On January 17, 2018, U.S. District Judge John Michael Vazquez of the District of New Jersey dismissed all patent infringement claims asserted by Joseph Scibetta (a/k/a “Bankers & Brokers”) (“Scibetta”), against Slingo, Inc. and RealNetworks, Inc. (collectively, “Slingo”). The reason: none of Scibetta’s patents survived scrutiny 35 U.S.C. § 101.
Scibetta is the owner of various intellectual property rights relating to a card and casino game called “BANKERS & BROKERS.” U.S. Patent No. 6,220,597, one of the patents asserted in the case, describes the game in detail:
1. A method for playing a wagering card game comprising the steps of:
Providing a shuffled stack of playing cards where the cards are touched only by the dealer during the game comprising at least one deck thereof;
providing a planar game playing surface comprising a plurality of separately delineated areas adapted for the placement of bets;
establishing odds for payout of winning bets placed in any of the aforesaid plurality of separated and delineated areas;
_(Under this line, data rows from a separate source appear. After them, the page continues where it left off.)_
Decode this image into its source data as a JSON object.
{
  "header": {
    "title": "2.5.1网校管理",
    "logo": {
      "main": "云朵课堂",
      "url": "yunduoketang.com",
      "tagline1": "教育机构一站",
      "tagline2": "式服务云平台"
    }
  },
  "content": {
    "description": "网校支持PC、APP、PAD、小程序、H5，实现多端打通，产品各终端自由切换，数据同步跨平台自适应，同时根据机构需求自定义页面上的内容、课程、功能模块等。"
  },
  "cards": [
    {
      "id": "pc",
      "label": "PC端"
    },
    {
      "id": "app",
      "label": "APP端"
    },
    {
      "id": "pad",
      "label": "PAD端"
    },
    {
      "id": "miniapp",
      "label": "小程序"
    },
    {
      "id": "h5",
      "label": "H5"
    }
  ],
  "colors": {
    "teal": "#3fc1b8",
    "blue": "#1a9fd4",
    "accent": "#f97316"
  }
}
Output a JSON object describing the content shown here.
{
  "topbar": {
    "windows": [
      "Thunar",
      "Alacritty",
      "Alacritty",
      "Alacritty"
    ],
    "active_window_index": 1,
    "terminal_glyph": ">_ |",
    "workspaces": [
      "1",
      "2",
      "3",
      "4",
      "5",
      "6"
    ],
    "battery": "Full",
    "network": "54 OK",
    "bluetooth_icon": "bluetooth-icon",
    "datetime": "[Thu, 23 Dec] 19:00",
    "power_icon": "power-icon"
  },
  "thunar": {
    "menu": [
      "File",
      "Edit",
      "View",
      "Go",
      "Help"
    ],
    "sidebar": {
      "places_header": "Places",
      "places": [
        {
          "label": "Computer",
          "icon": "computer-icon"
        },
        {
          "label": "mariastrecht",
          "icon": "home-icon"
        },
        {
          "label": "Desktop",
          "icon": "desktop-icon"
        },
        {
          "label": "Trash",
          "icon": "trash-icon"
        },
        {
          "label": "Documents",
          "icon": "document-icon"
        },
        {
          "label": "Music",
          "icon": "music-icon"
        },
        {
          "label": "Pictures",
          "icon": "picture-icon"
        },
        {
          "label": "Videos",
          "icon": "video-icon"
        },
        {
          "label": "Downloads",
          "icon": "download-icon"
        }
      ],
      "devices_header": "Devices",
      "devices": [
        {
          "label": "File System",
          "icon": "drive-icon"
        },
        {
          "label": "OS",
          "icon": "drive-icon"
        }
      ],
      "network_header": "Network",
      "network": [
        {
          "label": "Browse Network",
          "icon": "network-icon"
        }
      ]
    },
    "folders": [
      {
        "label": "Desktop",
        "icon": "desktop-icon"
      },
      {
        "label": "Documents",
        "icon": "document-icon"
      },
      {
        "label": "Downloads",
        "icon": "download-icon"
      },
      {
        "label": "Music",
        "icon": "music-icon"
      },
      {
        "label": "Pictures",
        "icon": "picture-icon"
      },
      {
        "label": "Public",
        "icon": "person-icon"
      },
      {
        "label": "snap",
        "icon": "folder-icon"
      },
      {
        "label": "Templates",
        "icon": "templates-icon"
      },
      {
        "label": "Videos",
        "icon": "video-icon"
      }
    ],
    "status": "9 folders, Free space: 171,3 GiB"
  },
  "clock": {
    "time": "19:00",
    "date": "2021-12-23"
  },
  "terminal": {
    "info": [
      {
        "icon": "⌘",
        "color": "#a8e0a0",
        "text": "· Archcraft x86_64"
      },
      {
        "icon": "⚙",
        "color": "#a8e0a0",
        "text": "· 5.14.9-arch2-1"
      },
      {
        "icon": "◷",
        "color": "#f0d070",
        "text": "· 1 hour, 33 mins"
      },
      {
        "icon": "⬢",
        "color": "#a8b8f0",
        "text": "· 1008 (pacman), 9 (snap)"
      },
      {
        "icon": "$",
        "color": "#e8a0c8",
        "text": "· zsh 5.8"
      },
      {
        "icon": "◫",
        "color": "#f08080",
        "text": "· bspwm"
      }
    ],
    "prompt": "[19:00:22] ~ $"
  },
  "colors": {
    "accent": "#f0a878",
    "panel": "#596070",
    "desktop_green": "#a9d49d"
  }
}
establishing an initial order of play where players are designated as first player, and so on to a last player;
initiating a round of play by a first player establishing a bet by placing a wager in a designated space on the table near a pot designated and marked onto a surface for displaying a face-up side of a card dealt to each said player;
dealing a stack of six face-down cards as a player’s pot concealing the faces of each dealt card from each player and a dealer, to the first player and any other player in the game;
dealing a stack of six face-down cards, concealing the faces of each dealt card from each player and the dealer, to the dealer as a dealer’s pot;
then, only the dealer turning the dealer’s pot over and turning over the pots over for each player one at a time;
then the dealer immediately determining a player’s winning status or loss status by comparing a face-up card dealt to each player and a now face-up card dealt to the dealer in the dealer’s pot;
after comparing a dealer’s face-up card to a player’s face-up card, paying any winning bets placed by each player in the game;
collecting the played or turned up cards from each pot after bets are paid and placing these cards in a discarded cards designated area on the table;
determining whether the turned-up dealer’s card matches the corresponding turned-up player’s card, whereby at any time during the game or before the dealer may imposed step of disqualifying and discarding any got touched by a player.
The other asserted patents (U.S. Patent Nos. 6,626,433, 7,331,580, 7,618,044, and 7,857,314) are similar.
Slingo is alleged to have distributed an unlawful copy of BANKERS & BROKERS on their website slingo.com, which was later acquired by RealNetworks, Inc. The alleged copy of BANKERS & BROKERS is reproduced below (as retrieved from archive.org).
On December 12, 2016, Slingo moved to dismiss Scibetta’s case. Among other assertions, Slingo claimed that all of Scibetta’s patents were invalid under 35 U.S.C. § 101.
The Court agreed. With regard to Alice step one, the Court noted that Scibetta’s asserted patent claims were substantially similar to the “method of conducting a wagering game” patent found invalid in In re Smith, 815 F.3d 816 (Fed. Cir. 2016), cert. denied sub nom., Trading Techs. Int’l, Inc. v. Lee, 137 S.Ct. 453 (2016). Indeed, the Court noted that “there is no meaningful distinction between, on the one hand, the unpatentable abstract idea found in In re Smith and, on the other hand, the method and system claims here.” Per the Court, the fact that some claims recited, among other things, a “‘means’ for identifying player/dealer positions” did not “change the fact that [BANKERS & BROKERS] stems from a patent ineligible abstract idea.”
With regard to Alice step two, the Court found that BANKERS & BROKERS “reflects well-understood, routine, and conventional wagering activity” such that “Plaintiffs made no technical improvement on the original abstract idea of a card wagering game using a standard deck of cards.” The mere implementation of such a game on a computer did not change the Court’s analysis: “the claims do nothing more than simply describe the application of the game-related abstract ideas to a generic computer system.”
Scibetta’s case is not doomed. Scibetta still has a viable claim for misappropriation against Slingo. Moreover, while Scibetta’s trademark and unjust enrichment claims were also dismissed by the Court, the claims were dismissed without prejudice and largely based on pleading deficiencies. As such, Scibetta will be afforded an opportunity to amend and supplement his complaint.
This case illustrates the difficulties of enforcing patents that, despite their presumption of validity, were granted prior to the Alice decision when the USPTO was using a different standard of examination. A trend is appearing where the presumption of validity applied to those patents by courts appears to be inherently lower than that given to more recently granted patents. Scibetta asserted five patents, and not one survived a motion to dismiss. Those looking to acquire patent portfolios, for example, should be particularly wary of purchasing patents which may look great but may face significant hurdles during enforcement. Sometimes, a single strong patent is worth more than a hundred unenforceable ones.